Oral: Dispersal at Multiple Scales: A Key to Outbreak of Disease Epidemics
Simulation modeling and mitigation of climate change effects on generational migrations of a crop pest: Fall armyworm (Spodoptera frugiperda).
J. WESTBROOK (1), R. Nagoshi (2), R. Meagher (2), S. Fleischer (3), S. Jairam (4) (1) USDA-ARS, U.S.A.; (2) USDA-ARS, U.S.A.; (3) Pennsylvania State University, U.S.A.; (4) Self-employed, U.S.A.
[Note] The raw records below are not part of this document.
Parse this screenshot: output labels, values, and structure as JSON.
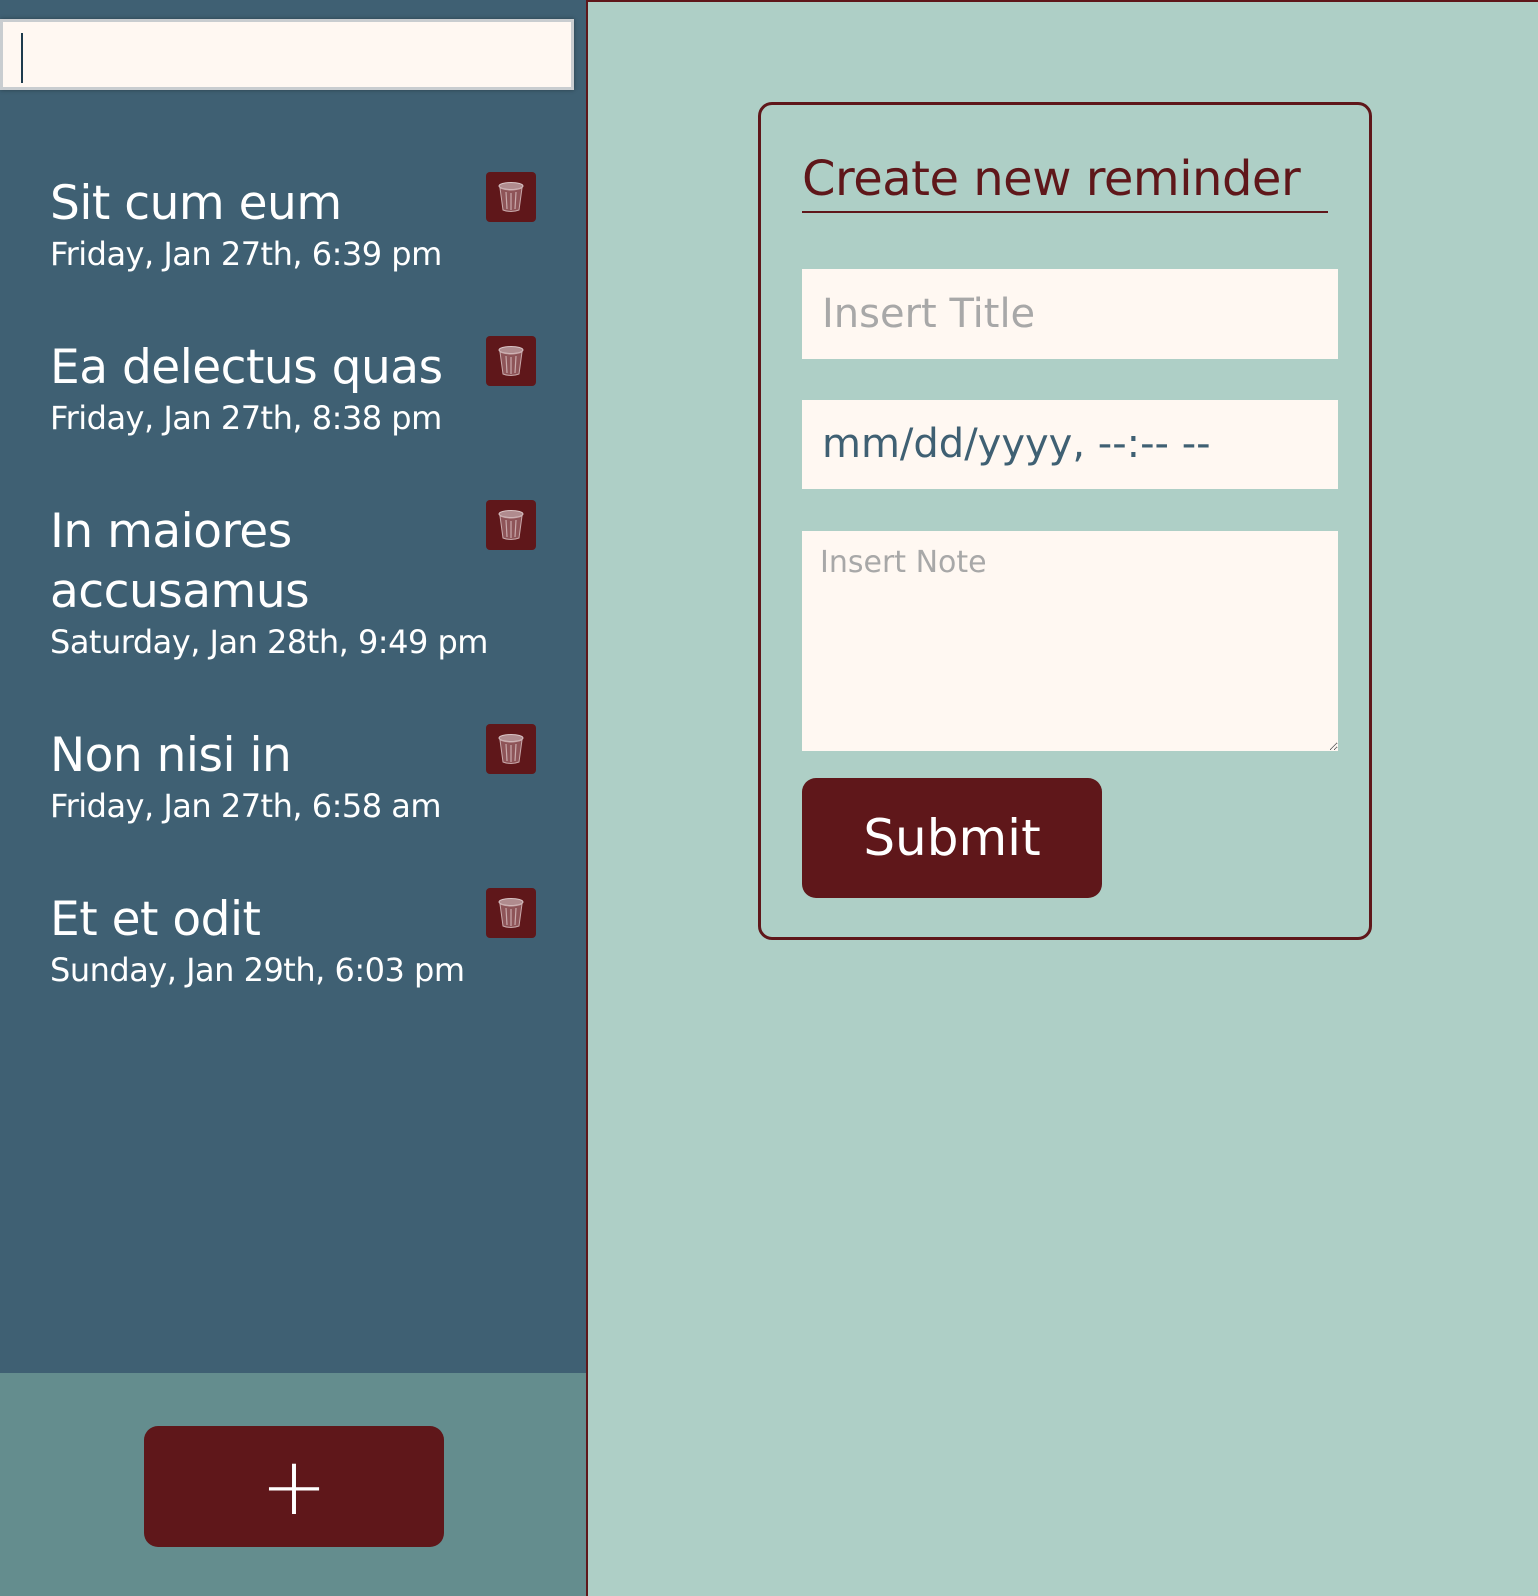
{
  "colors": {
    "sidebar_bg": "#3f6073",
    "main_bg": "#aecfc6",
    "footer_bg": "#648d8e",
    "accent": "#5f171a",
    "field_bg": "#fff8f2"
  },
  "search": {
    "value": "",
    "placeholder": ""
  },
  "reminders": [
    {
      "title": "Sit cum eum",
      "date": "Friday, Jan 27th, 6:39 pm",
      "delete_icon": "trash-icon"
    },
    {
      "title": "Ea delectus quas",
      "date": "Friday, Jan 27th, 8:38 pm",
      "delete_icon": "trash-icon"
    },
    {
      "title": "In maiores accusamus",
      "date": "Saturday, Jan 28th, 9:49 pm",
      "delete_icon": "trash-icon"
    },
    {
      "title": "Non nisi in",
      "date": "Friday, Jan 27th, 6:58 am",
      "delete_icon": "trash-icon"
    },
    {
      "title": "Et et odit",
      "date": "Sunday, Jan 29th, 6:03 pm",
      "delete_icon": "trash-icon"
    }
  ],
  "footer": {
    "add_label": "+"
  },
  "form": {
    "heading": "Create new reminder",
    "title_placeholder": "Insert Title",
    "title_value": "",
    "datetime_display": "mm/dd/yyyy, --:-- --",
    "note_placeholder": "Insert Note",
    "note_value": "",
    "submit_label": "Submit"
  }
}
The fall armyworm (Spodoptera frugiperda) is a pest of tropical origin that cannot survive extended periods of freezing temperature, but must migrate northward each spring if it is to re-infest cropping areas in temperate regions. Genetic analyses have characterized northward migratory pathways from distinct winter-breeding regions in Texas and Florida, but knowledge is lacking on atmospheric influences on timing, distance, direction, and intensity of migratory flights. We estimated daily growth of corn plants and fall armyworm populations, and simulated generational migration of fall armyworm populations using the HYSPLIT (Hybrid Single Particle Lagrangian Integrated Trajectory) atmospheric dispersion model. Model simulations identified regions of overlapping immigrant populations from Texas and Florida and of populations that predominately developed from single natal sources. Reducing migrating populations in overwintering areas and successive immigration zones (known as stepping-stone nurseries) will help lower the pest status of this insect. One areawide management strategy being tested replaces a traditional ground cover plant species that is a good larval host with one that is a poor host plant. The results contribute to knowledge of fall armyworm population ecology on a continental scale, and will aid in the prediction, interpretation, and mitigation of insect migration influenced by climatic change and modified agronomic practices.